In an interview with The Post, retired general James L. Jones, who served as national security advisor during the Obama administration and runs two Virginia-based consulting firms that have contracts with Saudi Arabia, claims he was encouraged by the Trump administration to accept more contracts from the country’s Defense Ministry, and currently has 53 U.S. citizens employed in Riyadh, including 8 retired generals and admirals as well as 32 former lower-ranking military personnel.

While the U.S. Constitution specifies under its Emoluments Clause restrictions that retired military personnel cannot accept consulting fees, gifts, jobs, or titles from foreign governments without Congressional approval, The Post found that approval is almost always granted — with 95% of the 500 requests since 2015 being approved, and some personnel negotiating jobs with foreign governments while still actively serving in the U.S. military. While the law exists, there is no penalty for violating it and actual enforcement is rare, according to the report.
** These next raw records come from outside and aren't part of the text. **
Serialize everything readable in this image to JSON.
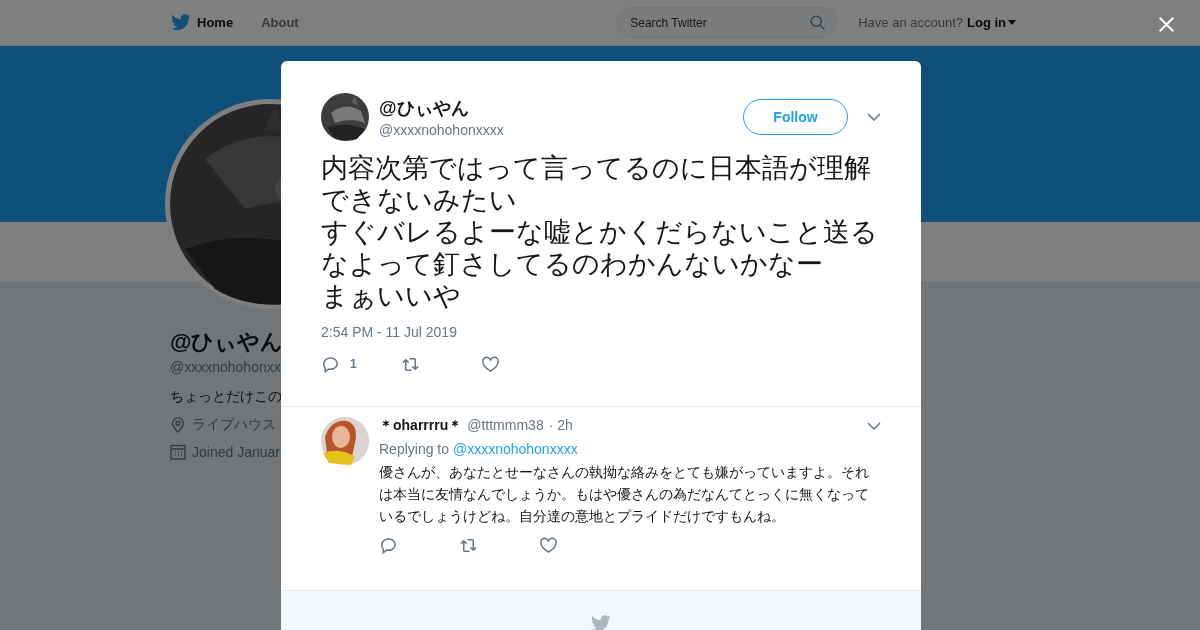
{
  "nav": {
    "items": [
      {
        "label": "Home",
        "selected": true
      },
      {
        "label": "About",
        "selected": false
      }
    ],
    "search": {
      "placeholder": "Search Twitter"
    },
    "account_prompt": "Have an account?",
    "login": "Log in"
  },
  "profile": {
    "name": "@ひぃやん",
    "handle": "@xxxxnohohonxx",
    "bio": "ちょっとだけこの",
    "location": "ライブハウス",
    "joined": "Joined Januar"
  },
  "tweet": {
    "name": "@ひぃやん",
    "handle": "@xxxxnohohonxxxx",
    "follow": "Follow",
    "text_lines": [
      "内容次第ではって言ってるのに日本語が理解できないみたい",
      "すぐバレるよーな嘘とかくだらないこと送るなよって釘さしてるのわかんないかなー",
      "まぁいいや"
    ],
    "time": "2:54 PM - 11 Jul 2019",
    "reply_count": "1"
  },
  "replies": [
    {
      "name": "＊oharrrru＊",
      "handle": "@tttmmm38",
      "age": "· 2h",
      "replying_label": "Replying to",
      "replying_to": "@xxxxnohohonxxxx",
      "text": "優さんが、あなたとせーなさんの執拗な絡みをとても嫌がっていますよ。それは本当に友情なんでしょうか。もはや優さんの為だなんてとっくに無くなっているでしょうけどね。自分達の意地とプライドだけですもんね。"
    }
  ]
}
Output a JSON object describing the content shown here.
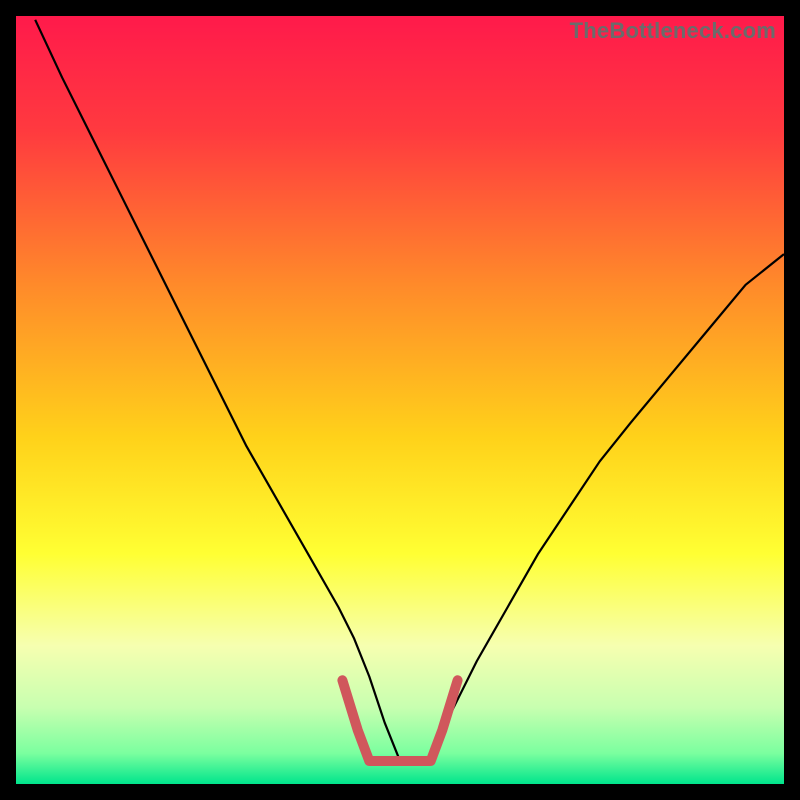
{
  "watermark": "TheBottleneck.com",
  "chart_data": {
    "type": "line",
    "title": "",
    "xlabel": "",
    "ylabel": "",
    "xlim": [
      0,
      100
    ],
    "ylim": [
      0,
      100
    ],
    "background_gradient": {
      "stops": [
        {
          "offset": 0.0,
          "color": "#ff1a4b"
        },
        {
          "offset": 0.15,
          "color": "#ff3a3f"
        },
        {
          "offset": 0.35,
          "color": "#ff8a2a"
        },
        {
          "offset": 0.55,
          "color": "#ffd21a"
        },
        {
          "offset": 0.7,
          "color": "#ffff33"
        },
        {
          "offset": 0.82,
          "color": "#f6ffb0"
        },
        {
          "offset": 0.9,
          "color": "#c8ffb0"
        },
        {
          "offset": 0.96,
          "color": "#7bff9f"
        },
        {
          "offset": 1.0,
          "color": "#00e58c"
        }
      ]
    },
    "series": [
      {
        "name": "bottleneck-curve",
        "stroke": "#000000",
        "stroke_width": 2.2,
        "x": [
          2.5,
          6,
          10,
          14,
          18,
          22,
          26,
          30,
          34,
          38,
          42,
          44,
          46,
          48,
          50,
          52,
          54,
          56,
          60,
          64,
          68,
          72,
          76,
          80,
          85,
          90,
          95,
          100
        ],
        "y": [
          99.5,
          92,
          84,
          76,
          68,
          60,
          52,
          44,
          37,
          30,
          23,
          19,
          14,
          8,
          3,
          3,
          3,
          8,
          16,
          23,
          30,
          36,
          42,
          47,
          53,
          59,
          65,
          69
        ]
      },
      {
        "name": "optimal-zone-marker",
        "stroke": "#d0575c",
        "stroke_width": 10,
        "linecap": "round",
        "x": [
          42.5,
          44.5,
          46,
          48,
          50,
          52,
          54,
          55.5,
          57.5
        ],
        "y": [
          13.5,
          7,
          3,
          3,
          3,
          3,
          3,
          7,
          13.5
        ]
      }
    ]
  }
}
Fresh to the news cycle, it remains to be seen if this recent report will draw attention from members of Congress — but in a line of work that demands absolute loyalty to the U.S. Constitution and what it represents, high-ranking, active duty military staff negotiating jobs with oppressive foreign governments is sure to raise some pointed questions.